Joel Sarli was Associate Secretary of the General Conference Ministerial Association and the second editor of Elder’s Digest when this article was written.

One of the most serious problems that we face in the Seventh-day Adventist Church today is how to conserve our membership. In the year 2003, for every thousand received into the church by baptism and profession of faith, 450 were dropped for apostasy or as missing. This is a 45 percent loss. That is too great a loss!

The year 2004 was chosen by the General Conference and all divisions as the year of world evangelism and I am sure that most of our elders and leaders in general are engaged in some evangelistic effort.

It is not easy for a person to accept the Adventist truth. It means an entire change in life - in habits, in eating, dressing, and in the day of rest. It takes considerable effort, patience, and prayer.

We spend thousands of dollars in public efforts and satellite evangelism in our endeavor to win souls. We open the front door of the church, but do not close the back door; and many are drifting out. Surely as a leader in the congregation, the elder can give some attention to this important problem and do something about it.

I will not consider in this editorial the reasons or cause of apostasy. I just want to send an appeal to elders and leaders everywhere to help in preventing many apostasies in the fold where the Lord put us as shepherds.

Preventing apostasies

Here are some suggestions on how you may help in conserving your new members to be happy and active in your congregation:

1. Make sure inquirers thoroughly understand Bible doctrines as taught by the Seventh-day Adventist Church.

2. Let them demonstrate by their lives that they have experienced the new birth and are truly converted before the baptism. Lately too many are brought to the church without knowing what they are doing

3. At the first indication of losing interest or nonattendance at the church services, either visit the person yourself or arrange for others to visit and encourage him/her.

4. Train older members to extend a warm welcome to new church members and visitors.

5. Let us emphasize and hold up before the people the real privileges of being a church member. Let us impress upon our converts the fact that in entering this church they become a part of the great Adventist Family that encircles the world.

Reclaiming former members

Now when members grow cold and leave the church, or are dismissed, how are we going to win them back? How did Christ win them back?

Do you remember the story of the lost sheep that Jesus told to His disciples? When the lost sheep was found, what did the shepherd do? Did he take his staff and strike the sheep and say: "You naughty sheep, you caused me so much trouble; I have searched hours to find you, and you have strayed away from the flock. Why didn't you stay with the flock?" No. When he found that sheep, he took it right into his arms. He bound up its wounds. He just pressed that sheep against his heart.

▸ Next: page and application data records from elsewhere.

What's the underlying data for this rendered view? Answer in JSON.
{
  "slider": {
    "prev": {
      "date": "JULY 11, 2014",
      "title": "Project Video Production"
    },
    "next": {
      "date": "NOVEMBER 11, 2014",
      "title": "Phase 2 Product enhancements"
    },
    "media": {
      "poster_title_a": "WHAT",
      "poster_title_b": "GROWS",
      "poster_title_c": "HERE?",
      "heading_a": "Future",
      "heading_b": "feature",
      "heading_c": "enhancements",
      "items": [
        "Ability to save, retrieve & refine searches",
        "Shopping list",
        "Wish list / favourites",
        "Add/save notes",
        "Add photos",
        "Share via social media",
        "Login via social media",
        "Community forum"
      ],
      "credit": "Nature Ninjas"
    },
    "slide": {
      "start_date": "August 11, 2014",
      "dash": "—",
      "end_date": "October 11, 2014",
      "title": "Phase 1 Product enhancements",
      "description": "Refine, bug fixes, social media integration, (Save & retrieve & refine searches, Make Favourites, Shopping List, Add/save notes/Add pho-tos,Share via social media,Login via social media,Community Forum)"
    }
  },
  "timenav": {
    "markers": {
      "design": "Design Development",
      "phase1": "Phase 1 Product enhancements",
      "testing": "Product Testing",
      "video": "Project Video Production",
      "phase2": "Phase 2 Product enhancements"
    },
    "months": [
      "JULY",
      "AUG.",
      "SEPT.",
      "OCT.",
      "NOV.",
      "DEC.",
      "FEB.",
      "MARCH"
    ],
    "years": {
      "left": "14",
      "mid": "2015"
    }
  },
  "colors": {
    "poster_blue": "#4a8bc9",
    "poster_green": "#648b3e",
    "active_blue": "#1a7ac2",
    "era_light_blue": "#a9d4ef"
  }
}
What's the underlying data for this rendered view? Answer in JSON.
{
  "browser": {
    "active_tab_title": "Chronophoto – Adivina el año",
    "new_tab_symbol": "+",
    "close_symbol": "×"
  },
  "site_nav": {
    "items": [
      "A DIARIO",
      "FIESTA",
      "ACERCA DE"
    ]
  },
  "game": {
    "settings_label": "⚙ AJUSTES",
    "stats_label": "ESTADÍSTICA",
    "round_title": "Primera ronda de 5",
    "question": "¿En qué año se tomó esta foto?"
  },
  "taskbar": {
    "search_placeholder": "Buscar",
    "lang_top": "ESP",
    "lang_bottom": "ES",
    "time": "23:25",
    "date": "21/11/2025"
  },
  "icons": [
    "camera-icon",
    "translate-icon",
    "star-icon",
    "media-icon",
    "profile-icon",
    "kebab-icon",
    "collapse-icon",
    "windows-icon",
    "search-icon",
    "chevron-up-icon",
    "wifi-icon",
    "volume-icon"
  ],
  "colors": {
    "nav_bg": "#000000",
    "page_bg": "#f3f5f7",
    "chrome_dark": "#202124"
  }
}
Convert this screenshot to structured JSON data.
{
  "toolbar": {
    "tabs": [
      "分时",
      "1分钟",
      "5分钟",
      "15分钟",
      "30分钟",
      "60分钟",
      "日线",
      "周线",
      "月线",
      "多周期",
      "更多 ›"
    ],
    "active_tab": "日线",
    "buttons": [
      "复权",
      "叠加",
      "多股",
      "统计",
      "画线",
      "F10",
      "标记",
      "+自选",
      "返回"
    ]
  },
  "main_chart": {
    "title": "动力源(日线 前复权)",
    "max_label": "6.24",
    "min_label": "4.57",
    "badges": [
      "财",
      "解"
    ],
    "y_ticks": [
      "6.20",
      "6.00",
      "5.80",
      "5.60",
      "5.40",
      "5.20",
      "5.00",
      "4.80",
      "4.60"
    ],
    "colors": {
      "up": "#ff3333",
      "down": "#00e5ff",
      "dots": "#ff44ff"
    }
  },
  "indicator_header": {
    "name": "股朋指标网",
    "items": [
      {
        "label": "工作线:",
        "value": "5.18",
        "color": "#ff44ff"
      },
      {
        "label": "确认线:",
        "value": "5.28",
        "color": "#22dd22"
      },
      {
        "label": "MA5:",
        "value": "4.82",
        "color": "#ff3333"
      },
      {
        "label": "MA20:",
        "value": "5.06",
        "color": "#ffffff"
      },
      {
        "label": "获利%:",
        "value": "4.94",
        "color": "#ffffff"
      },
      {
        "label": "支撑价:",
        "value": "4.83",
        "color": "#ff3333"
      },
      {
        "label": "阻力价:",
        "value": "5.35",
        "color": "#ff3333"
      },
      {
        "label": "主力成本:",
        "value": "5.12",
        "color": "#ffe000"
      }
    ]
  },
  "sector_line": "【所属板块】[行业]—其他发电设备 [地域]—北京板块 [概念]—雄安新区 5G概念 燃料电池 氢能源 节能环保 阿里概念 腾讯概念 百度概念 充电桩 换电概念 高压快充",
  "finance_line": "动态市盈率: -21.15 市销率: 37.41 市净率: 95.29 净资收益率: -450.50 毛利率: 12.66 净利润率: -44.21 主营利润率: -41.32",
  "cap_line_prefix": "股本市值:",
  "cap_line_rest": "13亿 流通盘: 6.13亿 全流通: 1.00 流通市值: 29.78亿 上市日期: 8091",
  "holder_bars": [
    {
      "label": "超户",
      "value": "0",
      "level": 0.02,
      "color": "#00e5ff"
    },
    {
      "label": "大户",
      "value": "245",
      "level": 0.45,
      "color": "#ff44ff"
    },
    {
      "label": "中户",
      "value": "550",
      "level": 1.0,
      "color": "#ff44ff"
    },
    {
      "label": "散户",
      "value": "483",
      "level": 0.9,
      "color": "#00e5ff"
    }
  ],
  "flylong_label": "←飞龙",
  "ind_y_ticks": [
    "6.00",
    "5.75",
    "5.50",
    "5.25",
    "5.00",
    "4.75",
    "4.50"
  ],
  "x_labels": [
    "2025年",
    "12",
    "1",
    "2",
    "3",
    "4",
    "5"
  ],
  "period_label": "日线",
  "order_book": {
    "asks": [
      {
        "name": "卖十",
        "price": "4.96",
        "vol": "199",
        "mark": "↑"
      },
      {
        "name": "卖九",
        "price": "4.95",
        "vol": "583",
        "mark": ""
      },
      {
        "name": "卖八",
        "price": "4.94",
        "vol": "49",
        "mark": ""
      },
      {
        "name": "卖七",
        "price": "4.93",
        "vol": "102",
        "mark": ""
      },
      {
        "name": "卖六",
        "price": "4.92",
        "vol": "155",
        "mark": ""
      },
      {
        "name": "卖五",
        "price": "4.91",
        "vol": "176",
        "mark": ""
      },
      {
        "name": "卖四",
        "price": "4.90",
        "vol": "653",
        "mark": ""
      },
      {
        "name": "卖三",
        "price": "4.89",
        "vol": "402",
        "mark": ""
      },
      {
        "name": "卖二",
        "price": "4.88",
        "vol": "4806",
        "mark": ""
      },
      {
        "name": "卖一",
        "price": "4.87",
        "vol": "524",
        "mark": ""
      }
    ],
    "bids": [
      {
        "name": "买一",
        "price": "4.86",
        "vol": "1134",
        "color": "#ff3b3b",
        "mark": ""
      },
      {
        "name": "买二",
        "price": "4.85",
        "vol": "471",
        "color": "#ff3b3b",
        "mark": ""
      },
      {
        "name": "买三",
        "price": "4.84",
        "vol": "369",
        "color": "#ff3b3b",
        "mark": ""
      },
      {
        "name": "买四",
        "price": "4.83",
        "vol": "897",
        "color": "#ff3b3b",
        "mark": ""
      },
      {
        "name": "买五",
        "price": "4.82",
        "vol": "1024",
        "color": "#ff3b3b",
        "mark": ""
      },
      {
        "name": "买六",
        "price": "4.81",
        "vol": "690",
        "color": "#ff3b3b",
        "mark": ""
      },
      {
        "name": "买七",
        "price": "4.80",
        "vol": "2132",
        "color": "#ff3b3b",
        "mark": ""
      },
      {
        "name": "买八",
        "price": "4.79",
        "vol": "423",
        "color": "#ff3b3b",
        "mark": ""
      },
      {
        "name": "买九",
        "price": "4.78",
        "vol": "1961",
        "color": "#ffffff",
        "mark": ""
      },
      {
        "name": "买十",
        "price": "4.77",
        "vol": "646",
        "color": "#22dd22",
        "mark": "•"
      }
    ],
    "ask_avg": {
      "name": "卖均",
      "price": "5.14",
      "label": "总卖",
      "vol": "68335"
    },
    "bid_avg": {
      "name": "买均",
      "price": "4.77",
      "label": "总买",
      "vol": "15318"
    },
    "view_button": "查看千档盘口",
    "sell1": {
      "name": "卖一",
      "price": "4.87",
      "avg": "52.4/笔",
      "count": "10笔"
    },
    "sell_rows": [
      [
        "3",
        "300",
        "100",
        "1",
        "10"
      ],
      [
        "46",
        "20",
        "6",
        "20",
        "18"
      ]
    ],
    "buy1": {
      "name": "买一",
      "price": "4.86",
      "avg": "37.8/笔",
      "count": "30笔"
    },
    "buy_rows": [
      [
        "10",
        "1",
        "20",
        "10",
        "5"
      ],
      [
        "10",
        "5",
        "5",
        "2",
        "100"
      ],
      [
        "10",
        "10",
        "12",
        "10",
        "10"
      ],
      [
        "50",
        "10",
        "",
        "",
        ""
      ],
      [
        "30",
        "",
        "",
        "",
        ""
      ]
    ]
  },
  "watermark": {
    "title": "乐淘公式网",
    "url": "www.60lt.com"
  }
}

How careful we ought to be in winning back the straying sheep of God's flock to make them understand that God loves them, and that the church really cares when they stray out of the fold of Christ.

How much is a soul worth? It was the very life of our Savior. Surely souls that cost so much ought not to be treated with coldness and contempt. Where there is life there is hope. We are not to give up working for those who may seem to be beyond hope.

"All resources of heaven are at the command of those who are seeking to save the lost. Angels will help you to reach the most careless and the most hardened." Christ's Object Lessons, p. 197.

Let us seek out those who have grown cold and indifferent and bring them back into the warm atmosphere of fellowship in the church. They are just as precious as others who have heard this truth. Let us really do something about this.

The Lord is married to the backslider and calls him to return, promising to heal his wounds. "I will heal their backsliding, I will love them freely: for mine anger is turned away from him" (Hosea 14:4).

May God give us such a compelling burden for those who have once known this truth, but who have left their first love and strayed away, that we will not rest satisfied until they return to the fold.

Joel Sarli was Associate Secretary of the General Conference Ministerial Association and the second editor of Elder’s Digest when this article was written.